As a home baker just starting, you might wonder if bread dough should be sticky. The answer to this question can vary depending on the type of bread you are making, and some additional factors, which we will explore in this article.
In short, yes, bread dough should be sticky initially when mixing. However, proper kneading techniques develop gluten, the structure of the dough improves and it will become less sticky. The dough's stickiness can be influenced by various factors, including the type and quality of ingredients, precision of measurements, dough handling techniques, and even the air's humidity.
The higher the moisture content, the stickier the dough becomes. The hydration level of some rustic bread can be as high as 100%, producing a more open crumb and better flavor.
Factors that affect the stickiness of the dough
In enriched bread like brioche, adding eggs can make the dough sticky. Eggs consist mostly of water, increasing the bread’s hydration level. Since egg sizes vary, precise confectionary recipes specify them in weight units. Additionally, the dough’s stickiness depends on the flour type. Rye flour doughs are usually stickier than white wheat flour dough.
Dough made from lower-quality or low-protein flours will be sticky. When choosing flour for baking bread, flour with a protein content of 12-13% is best.
Bread doughs with high moisture content, such as focaccia, ciabatta, or baguette, tend to be sticky, making them easier to knead with a stand mixer rather than by hand. I recommend the Kenwood Chef, a powerful and durable machine I use for dough making.
Measure the ingredients accurately
Accuracy in measuring ingredients is crucial in baking to ensure consistent quality. Weight measurements are more precise than volume measurements, as the density of the material affects the volume of powdered ingredients like flour. A cup of flour can weigh anywhere from 140 to 190 grams depending on its compactness, which is a significant difference.
Temperature and humidity
Temperature and humidity can also affect the stickiness of the dough.

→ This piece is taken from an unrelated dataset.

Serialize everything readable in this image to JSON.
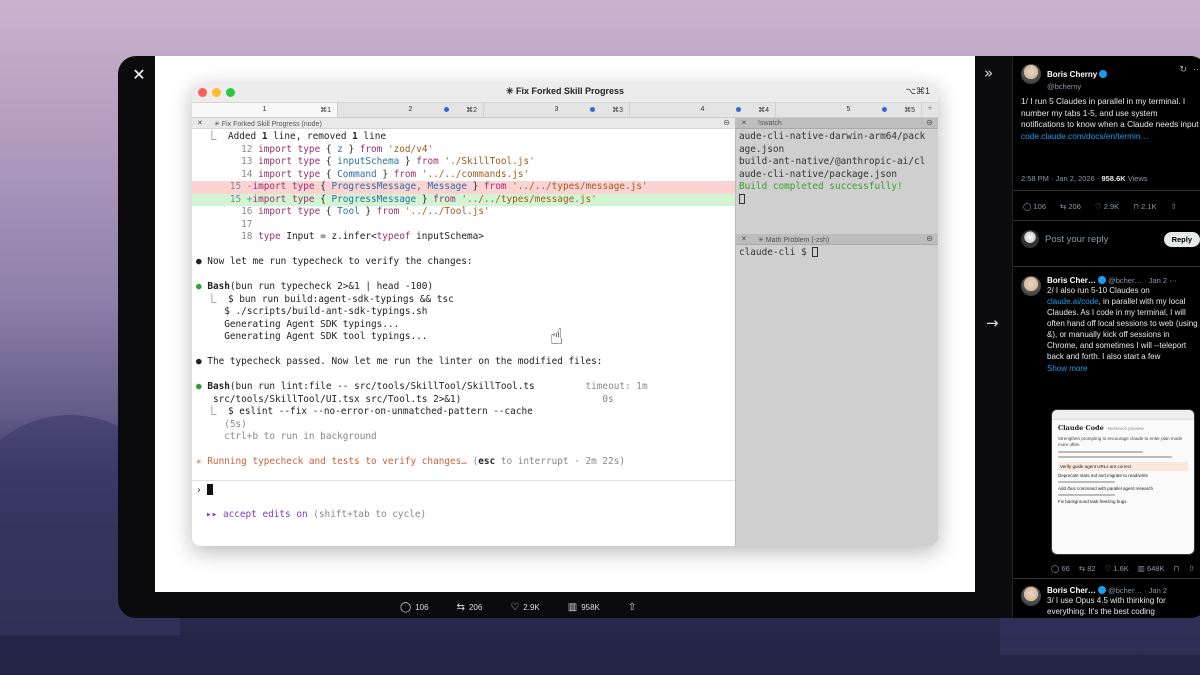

A recipe that worked well in the winter may become problematic in the summer, as high humidity can make the dough wetter than usual. So, in wet conditions, if you reduce the water a little, you will probably get a dough with a good consistency.
Overworking the dough can make it sticky

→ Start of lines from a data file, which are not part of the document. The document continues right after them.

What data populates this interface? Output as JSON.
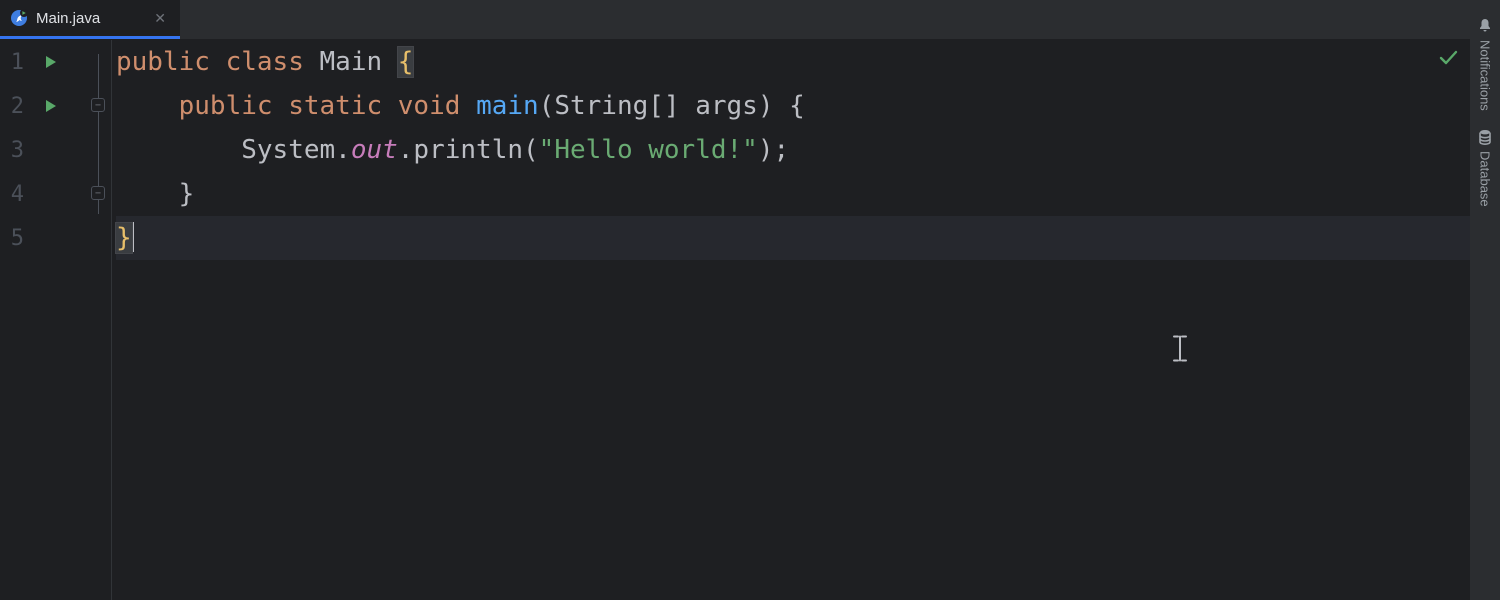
{
  "tab": {
    "label": "Main.java"
  },
  "rightTools": {
    "notifications": "Notifications",
    "database": "Database"
  },
  "lines": {
    "n1": "1",
    "n2": "2",
    "n3": "3",
    "n4": "4",
    "n5": "5"
  },
  "code": {
    "l1": {
      "kw1": "public",
      "kw2": "class",
      "cls": "Main",
      "ob": "{"
    },
    "l2": {
      "indent": "    ",
      "kw1": "public",
      "kw2": "static",
      "kw3": "void",
      "m": "main",
      "sig1": "(String[] args) ",
      "ob": "{"
    },
    "l3": {
      "indent": "        ",
      "sys": "System.",
      "out": "out",
      "call": ".println(",
      "str": "\"Hello world!\"",
      "end": ");"
    },
    "l4": {
      "indent": "    ",
      "cb": "}"
    },
    "l5": {
      "cb": "}"
    }
  }
}
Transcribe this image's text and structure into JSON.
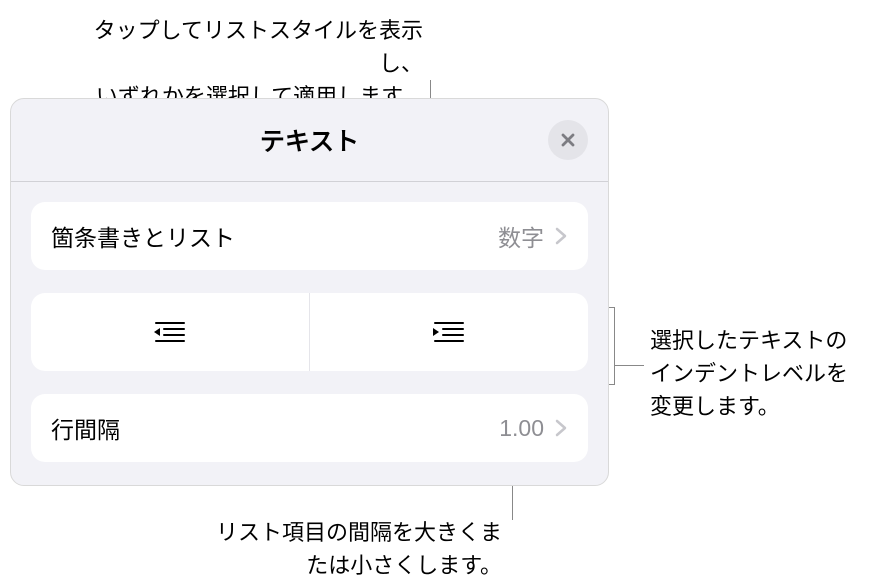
{
  "callouts": {
    "top": "タップしてリストスタイルを表示し、\nいずれかを選択して適用します。",
    "right": "選択したテキストの\nインデントレベルを\n変更します。",
    "bottom": "リスト項目の間隔を大きくま\nたは小さくします。"
  },
  "panel": {
    "title": "テキスト"
  },
  "list_style": {
    "label": "箇条書きとリスト",
    "value": "数字"
  },
  "line_spacing": {
    "label": "行間隔",
    "value": "1.00"
  }
}
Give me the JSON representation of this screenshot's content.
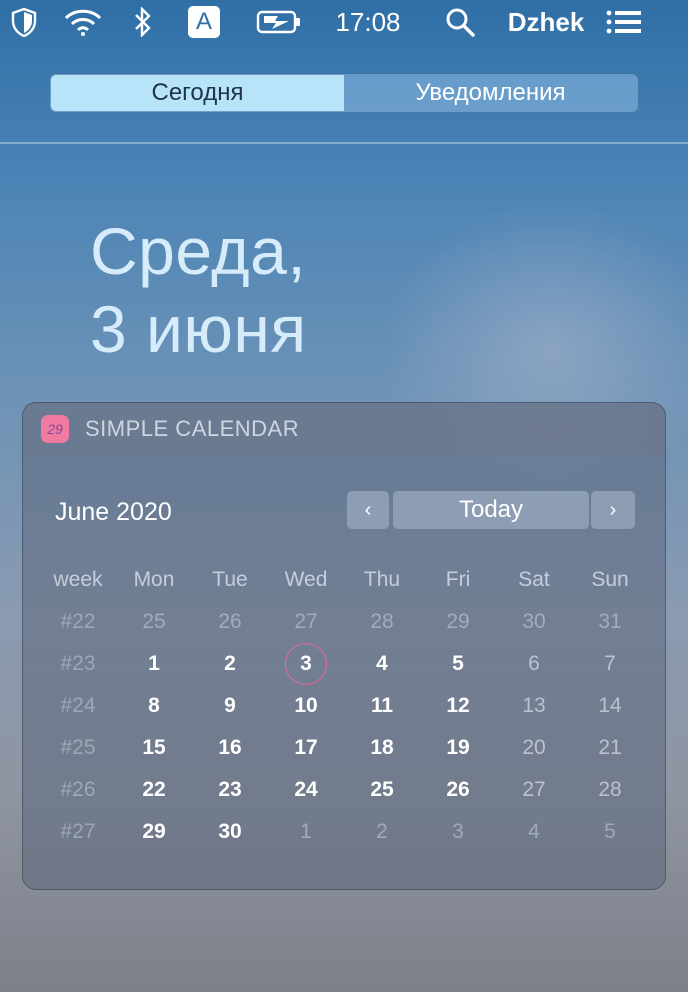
{
  "menubar": {
    "icons": [
      "shield-icon",
      "wifi-icon",
      "bluetooth-icon",
      "input-source-icon",
      "battery-charging-icon",
      "search-icon",
      "menu-list-icon"
    ],
    "input_source_letter": "A",
    "clock": "17:08",
    "user": "Dzhek"
  },
  "tabs": {
    "today": "Сегодня",
    "notifications": "Уведомления",
    "active": "today"
  },
  "date_heading": {
    "line1": "Среда,",
    "line2": "3 июня"
  },
  "widget": {
    "app_icon_text": "29",
    "title": "SIMPLE CALENDAR",
    "month": "June 2020",
    "prev_label": "‹",
    "today_label": "Today",
    "next_label": "›",
    "headers": [
      "week",
      "Mon",
      "Tue",
      "Wed",
      "Thu",
      "Fri",
      "Sat",
      "Sun"
    ],
    "weeks": [
      {
        "week": "#22",
        "days": [
          "25",
          "26",
          "27",
          "28",
          "29",
          "30",
          "31"
        ]
      },
      {
        "week": "#23",
        "days": [
          "1",
          "2",
          "3",
          "4",
          "5",
          "6",
          "7"
        ]
      },
      {
        "week": "#24",
        "days": [
          "8",
          "9",
          "10",
          "11",
          "12",
          "13",
          "14"
        ]
      },
      {
        "week": "#25",
        "days": [
          "15",
          "16",
          "17",
          "18",
          "19",
          "20",
          "21"
        ]
      },
      {
        "week": "#26",
        "days": [
          "22",
          "23",
          "24",
          "25",
          "26",
          "27",
          "28"
        ]
      },
      {
        "week": "#27",
        "days": [
          "29",
          "30",
          "1",
          "2",
          "3",
          "4",
          "5"
        ]
      }
    ],
    "today_highlight": "3",
    "colors": {
      "today_ring": "#e06a92",
      "app_icon": "#f07aa0"
    }
  }
}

Overworking the dough can cause it to become sticky, which may happen when using a mixer. Kneading the dough on the first or second speed takes about 8 minutes with a stand mixer, while hand-kneading should take 10-12 minutes. Unfortunately, you cannot improve overworked dough.

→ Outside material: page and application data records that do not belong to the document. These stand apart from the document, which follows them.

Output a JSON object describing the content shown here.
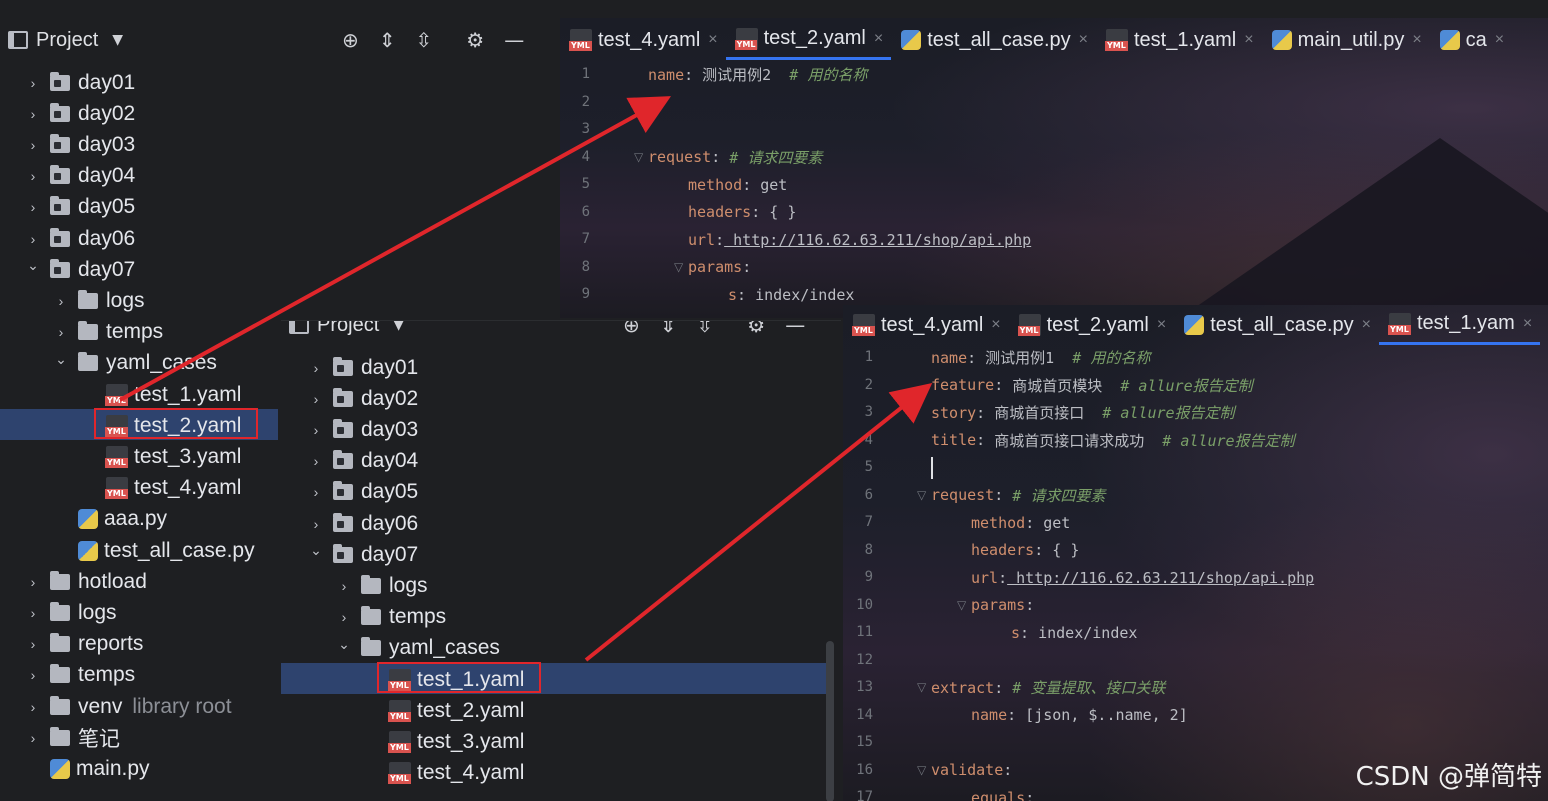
{
  "back_window": {
    "project_title": "Project",
    "tree": [
      {
        "label": "day01",
        "kind": "folder",
        "depth": 0,
        "open": false
      },
      {
        "label": "day02",
        "kind": "folder",
        "depth": 0,
        "open": false
      },
      {
        "label": "day03",
        "kind": "folder",
        "depth": 0,
        "open": false
      },
      {
        "label": "day04",
        "kind": "folder",
        "depth": 0,
        "open": false
      },
      {
        "label": "day05",
        "kind": "folder",
        "depth": 0,
        "open": false
      },
      {
        "label": "day06",
        "kind": "folder",
        "depth": 0,
        "open": false
      },
      {
        "label": "day07",
        "kind": "folder",
        "depth": 0,
        "open": true
      },
      {
        "label": "logs",
        "kind": "folder",
        "depth": 1,
        "open": false
      },
      {
        "label": "temps",
        "kind": "folder",
        "depth": 1,
        "open": false
      },
      {
        "label": "yaml_cases",
        "kind": "folder",
        "depth": 1,
        "open": true
      },
      {
        "label": "test_1.yaml",
        "kind": "yaml",
        "depth": 2
      },
      {
        "label": "test_2.yaml",
        "kind": "yaml",
        "depth": 2,
        "selected": true
      },
      {
        "label": "test_3.yaml",
        "kind": "yaml",
        "depth": 2
      },
      {
        "label": "test_4.yaml",
        "kind": "yaml",
        "depth": 2
      },
      {
        "label": "aaa.py",
        "kind": "py",
        "depth": 1
      },
      {
        "label": "test_all_case.py",
        "kind": "py",
        "depth": 1
      },
      {
        "label": "hotload",
        "kind": "folder",
        "depth": 0,
        "open": false
      },
      {
        "label": "logs",
        "kind": "folder",
        "depth": 0,
        "open": false
      },
      {
        "label": "reports",
        "kind": "folder",
        "depth": 0,
        "open": false
      },
      {
        "label": "temps",
        "kind": "folder",
        "depth": 0,
        "open": false
      },
      {
        "label": "venv",
        "kind": "folder",
        "depth": 0,
        "open": false,
        "suffix": "library root"
      },
      {
        "label": "笔记",
        "kind": "folder",
        "depth": 0,
        "open": false
      },
      {
        "label": "main.py",
        "kind": "py",
        "depth": 0
      }
    ],
    "tabs": [
      {
        "label": "test_4.yaml",
        "kind": "yaml"
      },
      {
        "label": "test_2.yaml",
        "kind": "yaml",
        "active": true
      },
      {
        "label": "test_all_case.py",
        "kind": "py"
      },
      {
        "label": "test_1.yaml",
        "kind": "yaml"
      },
      {
        "label": "main_util.py",
        "kind": "py"
      },
      {
        "label": "ca",
        "kind": "py"
      }
    ],
    "code": [
      {
        "n": "1",
        "indent": 0,
        "key": "name",
        "val": " 测试用例2",
        "comment": "  # 用的名称"
      },
      {
        "n": "2",
        "indent": 0
      },
      {
        "n": "3",
        "indent": 0
      },
      {
        "n": "4",
        "indent": 0,
        "key": "request",
        "val": "",
        "comment": " # 请求四要素"
      },
      {
        "n": "5",
        "indent": 1,
        "key": "method",
        "val": " get"
      },
      {
        "n": "6",
        "indent": 1,
        "key": "headers",
        "val": " { }"
      },
      {
        "n": "7",
        "indent": 1,
        "key": "url",
        "url": " http://116.62.63.211/shop/api.php"
      },
      {
        "n": "8",
        "indent": 1,
        "key": "params",
        "val": ""
      },
      {
        "n": "9",
        "indent": 2,
        "key": "s",
        "val": " index/index"
      }
    ]
  },
  "front_window": {
    "project_title": "Project",
    "tree": [
      {
        "label": "day01",
        "kind": "folder",
        "depth": 0,
        "open": false
      },
      {
        "label": "day02",
        "kind": "folder",
        "depth": 0,
        "open": false
      },
      {
        "label": "day03",
        "kind": "folder",
        "depth": 0,
        "open": false
      },
      {
        "label": "day04",
        "kind": "folder",
        "depth": 0,
        "open": false
      },
      {
        "label": "day05",
        "kind": "folder",
        "depth": 0,
        "open": false
      },
      {
        "label": "day06",
        "kind": "folder",
        "depth": 0,
        "open": false
      },
      {
        "label": "day07",
        "kind": "folder",
        "depth": 0,
        "open": true
      },
      {
        "label": "logs",
        "kind": "folder",
        "depth": 1,
        "open": false
      },
      {
        "label": "temps",
        "kind": "folder",
        "depth": 1,
        "open": false
      },
      {
        "label": "yaml_cases",
        "kind": "folder",
        "depth": 1,
        "open": true
      },
      {
        "label": "test_1.yaml",
        "kind": "yaml",
        "depth": 2,
        "selected": true
      },
      {
        "label": "test_2.yaml",
        "kind": "yaml",
        "depth": 2
      },
      {
        "label": "test_3.yaml",
        "kind": "yaml",
        "depth": 2
      },
      {
        "label": "test_4.yaml",
        "kind": "yaml",
        "depth": 2
      }
    ],
    "tabs": [
      {
        "label": "test_4.yaml",
        "kind": "yaml"
      },
      {
        "label": "test_2.yaml",
        "kind": "yaml"
      },
      {
        "label": "test_all_case.py",
        "kind": "py"
      },
      {
        "label": "test_1.yam",
        "kind": "yaml",
        "active": true
      }
    ],
    "code": [
      {
        "n": "1",
        "indent": 0,
        "key": "name",
        "val": " 测试用例1",
        "comment": "  # 用的名称"
      },
      {
        "n": "2",
        "indent": 0,
        "key": "feature",
        "val": " 商城首页模块",
        "comment": "  # allure报告定制"
      },
      {
        "n": "3",
        "indent": 0,
        "key": "story",
        "val": " 商城首页接口",
        "comment": "  # allure报告定制"
      },
      {
        "n": "4",
        "indent": 0,
        "key": "title",
        "val": " 商城首页接口请求成功",
        "comment": "  # allure报告定制"
      },
      {
        "n": "5",
        "indent": 0,
        "cursor": true
      },
      {
        "n": "6",
        "indent": 0,
        "key": "request",
        "val": "",
        "comment": " # 请求四要素"
      },
      {
        "n": "7",
        "indent": 1,
        "key": "method",
        "val": " get"
      },
      {
        "n": "8",
        "indent": 1,
        "key": "headers",
        "val": " { }"
      },
      {
        "n": "9",
        "indent": 1,
        "key": "url",
        "url": " http://116.62.63.211/shop/api.php"
      },
      {
        "n": "10",
        "indent": 1,
        "key": "params",
        "val": ""
      },
      {
        "n": "11",
        "indent": 2,
        "key": "s",
        "val": " index/index"
      },
      {
        "n": "12",
        "indent": 0
      },
      {
        "n": "13",
        "indent": 0,
        "key": "extract",
        "val": "",
        "comment": " # 变量提取、接口关联"
      },
      {
        "n": "14",
        "indent": 1,
        "key": "name",
        "val": " [json, $..name, 2]"
      },
      {
        "n": "15",
        "indent": 0
      },
      {
        "n": "16",
        "indent": 0,
        "key": "validate",
        "val": ""
      },
      {
        "n": "17",
        "indent": 1,
        "key": "equals",
        "val": ""
      }
    ]
  },
  "watermark": "CSDN @弹简特",
  "colors": {
    "annotation_red": "#e0262b",
    "selection": "#2e436e",
    "tab_underline": "#3574f0"
  }
}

How to handle sticky bread dough?
Handling sticky dough with high moisture content requires practice. Building up dough strength through stretching, folding, and resting phases can improve its structure and make it less sticky. A bench scraper can come in handy when working with sticky dough to remove it from the bowl or move it around the work surface.
There are several ways to deal with sticky dough, including wetting your hands or using a small amount of flour or oil. However, using too much water, flour, or oil can alter the dough’s proportions and affect its texture.
1. Wet your hands:
To make it easier to handle the sticky dough, wet your hands. Dip them in water occasionally while mixing the dough to prevent ingredients from sticking to your hands. Wet the blade when dividing the dough to avoid tearing it.
2. Use a bit of flour:
Another way to handle sticky dough is to lightly flour your hands and work surface. Rustic bread with high hydration is often sprinkled with flour after shaping, which gives them a characteristic appearance.
When proofing in a banneton, flour the basket to avoid damaging the dough’s surface. The linen couch used for proofing the baguettes is also sprinkled with flour.
We can use traditional willow bannetons. or proofing baskets lined with linen inside. Take care of bannetons to ensure their longevity. Avoid washing them with water and only scrape them clean.
3. Use a little oil:
When dealing with sticky dough, a useful technique is to lightly oil the work surface and mixing bowl. By doing so, you can extract the dough more skillfully, without tearing it and releasing all of the gases.
It’s important to note that the dough may become damaged if it sticks to the kitchen towel or foil used to cover it. To prevent this from happening, simply apply a light coat of oil to the top of the dough. While we’re on the subject of using oil, you may wish to read my article on what happens if you add too much oil to your bread dough.
In summary, the dough should be sticky initially when you mix it. The stickiness of bread dough will depend on the type of bread and the hydration level of the dough. Higher hydration levels can result in a stickier dough, which can produce a more open crumb and better flavor but can also be more difficult to work with.
The stickiness of the dough is also influenced by the type, quantity, and quality of the ingredients, as well as temperature and humidity conditions. Accurately measuring the ingredients and using the appropriate equipment can help to produce a good consistency in the dough. If the dough is too sticky, wetting your hands, using a bit of flour or oil, and using a bench scraper can help to make handling the dough easier.